One of the main weaknesses of studies on older Internet users is a lack of differentiation among users. This study sought to explore whether gerontographics, an approach to segmentation of older adults based on individual psychological and physical well-being, is applicable in research on older Internet users. For that purpose, the study examined members of online communities for senior citizens. An online survey was conducted with 218 members of sixteen such English language-based communities and subsequent analysis demonstrated that their members may indeed be segmented according to their reported health and subjective well-being. Moreover, the results displayed significant differences among the groups in their background characteristics, interests, and perceived benefits of participation in the communities. These findings showed that online activities may be differently experienced by audience segments with dissimilar physical and psychological well-being. Consequently, they constitute powerful evidence of the value of the gerontographics in studies of Internet use and successful aging.
|Original language||English GB|

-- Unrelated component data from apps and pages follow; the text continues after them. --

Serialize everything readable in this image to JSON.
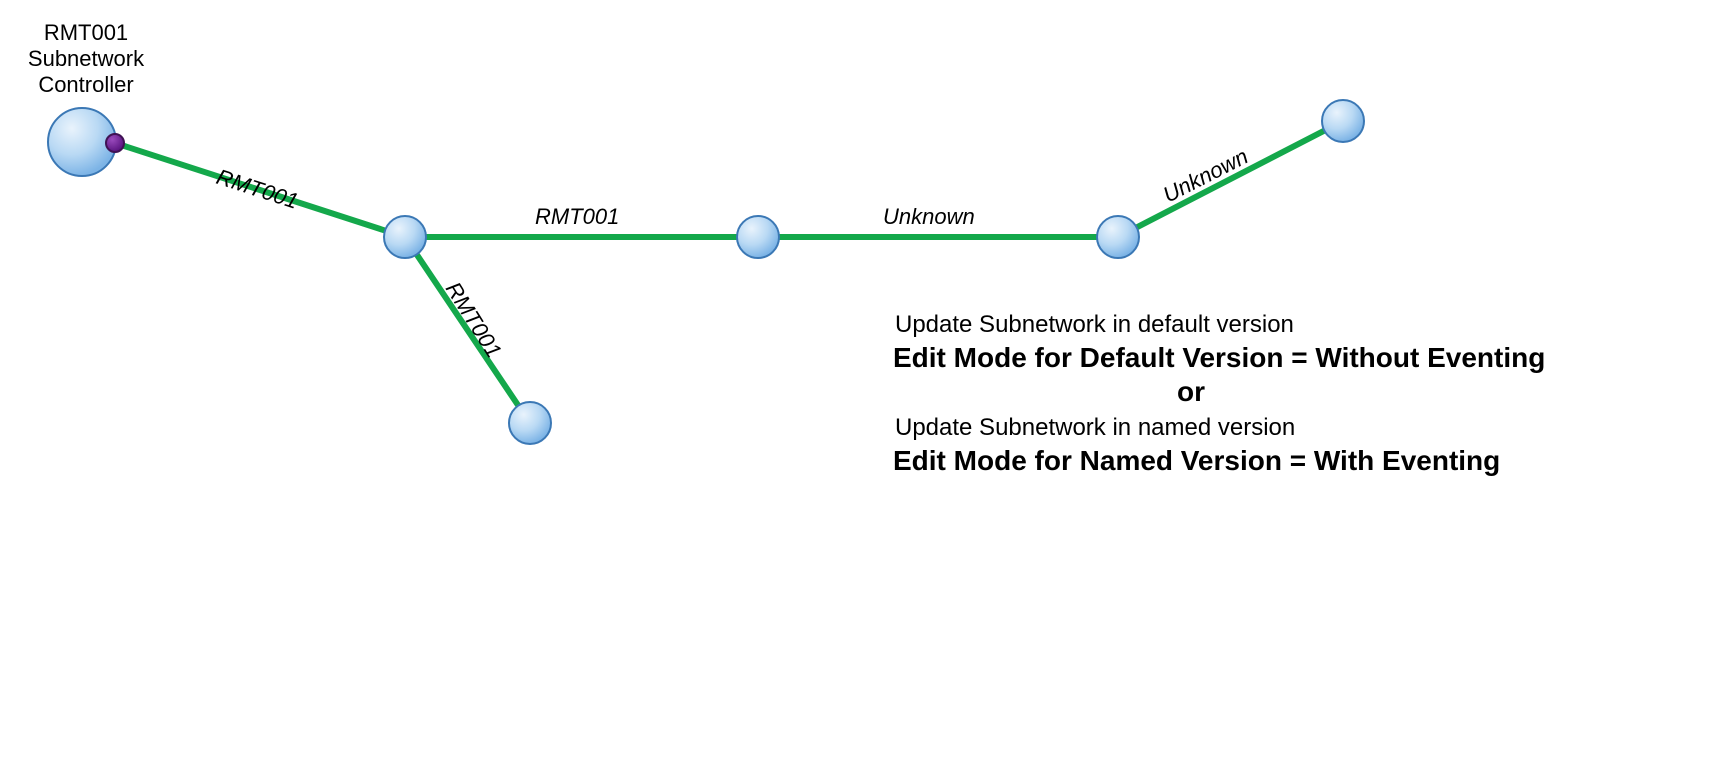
{
  "nodes": {
    "controller": {
      "label_line1": "RMT001",
      "label_line2": "Subnetwork",
      "label_line3": "Controller"
    }
  },
  "edges": {
    "e1": {
      "label": "RMT001"
    },
    "e2": {
      "label": "RMT001"
    },
    "e3": {
      "label": "RMT001"
    },
    "e4": {
      "label": "Unknown"
    },
    "e5": {
      "label": "Unknown"
    }
  },
  "caption": {
    "line1": "Update Subnetwork in default version",
    "line2": "Edit Mode for Default Version = Without Eventing",
    "line3": "or",
    "line4": "Update Subnetwork in named version",
    "line5": "Edit Mode for Named Version = With Eventing"
  },
  "colors": {
    "edge": "#14a84b",
    "node_fill_top": "#d2e7fa",
    "node_fill_bottom": "#8bbdeb",
    "node_stroke": "#3b78b5",
    "port_fill": "#6b1f8a",
    "port_stroke": "#401254"
  }
}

|Number of pages||19|
|Journal||Participations: Journal of Audience & Reception Studies|
|State||Published - Nov 2013|